The shoe fits at the big dance


The shoe fits at the big dance

Cinderella teams are supposed to exit in the Sweet 16.

This is not what college basketball meant by a Cinderella story. Cinderella teams are supposed to exit in the Sweet 16. Tell that to George Mason University-perhaps the most unlikely Final Four team ever. Like LSU in 1986, the Patriots of George Mason advanced through the big dance to the Final Four as an 11th seed.

But even then, LSU wasn't an unknown. Prior to this year's NCAA tournament, the George Mason basketball team was an unknown even on the campus of the Fairfax, Va., commuter school. "I didn't even know they had a basketball team," said Mar'esha Farrish, a Hopewell, Va., freshman, thinking back to last year before she enrolled.

College basketball fooled a lot more people than just George Mason students this year.
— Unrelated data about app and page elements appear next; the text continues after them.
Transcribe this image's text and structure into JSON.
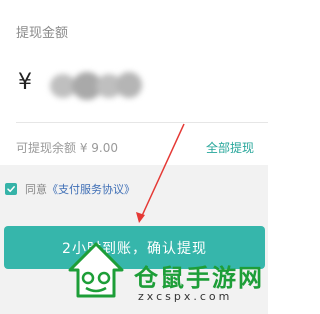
{
  "header": {
    "title": "提现金额"
  },
  "amount": {
    "currency_symbol": "¥",
    "value": ""
  },
  "balance": {
    "label": "可提现余额 ¥ 9.00",
    "withdraw_all_label": "全部提现"
  },
  "agreement": {
    "checked": true,
    "prefix": "同意",
    "link": "《支付服务协议》"
  },
  "confirm_button": {
    "label": "2小时到账，确认提现"
  },
  "watermark": {
    "cn": "仓鼠手游网",
    "en": "zxcspx.com"
  },
  "colors": {
    "accent": "#36b6ab",
    "link": "#3f6fb6",
    "annotation_arrow": "#e53935",
    "watermark_green": "#1d9e38"
  }
}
In a massive contest run by ESPN, just .0001 percent of the participants correctly guessed a Final Four with Florida, George Mason, LSU, and UCLA. The difference this year, compared to previous, less eventful big dances? Basketball analysts point to parity.

Every year, big schools with elite programs deal with attrition losses to the NBA when key players choose bucks over books and declare for the draft. It's less of a problem for smaller, lesser-known schools that are less likely to attract future NBA talent. George Mason's three leading scorers during the regular season were seniors. And the youth of the large schools makes them harder to handicap, meaning teams (like LSU this season) can catch lightning in a bottle if their talent gels at the right time. It means that nearly any team can be Cinderella, if the shoe fits.

Around the Horn

Judging by the new champion, catching rattlesnakes isn't a young man's game. James Wells, a 73-year-old Roscoe, Texas, resident, took first prize at the 2006 Rattlesnake Roundup in Sweetwater, Texas, when he turned in 1,200 pounds of rattlesnakes during the four-day event. "It gets in your blood," said Mr. Wells, speaking of the excitement, not the venom.

Considering troubled-as-talented wide receiver Terrell Owens' relationship with his previous quarterbacks, one might expect his new quarterback, Dallas signal caller Drew Bledsoe, to be a bit apprehensive. "We'll spend some time together in the locker room, maybe go out to dinner," Mr. Bledsoe said after the Cowboys signed Mr. Owens to a three-year, $25 million deal. "But ultimately, it's going to be a relationship built on mutual respect on the field." Mr. Owens called his last quarterback a "houseboy" and implied his previous quarterback was gay.

Basketball fans might not know 41-year-old contractor John Green, but they might know what he helped to start. Mr. Green was found guilty on March 27 of throwing a punch at former Indiana Pacers guard Ron Artest during a 2004 brawl in Detroit that became an embarrassing black eye for the NBA. Mr. Green was not found guilty of inciting the mass fight, convincing the jury that the cup full of beer he threw that hit Mr. Artest was actually thrown at no one in particular. He could face up to 93 days in jail.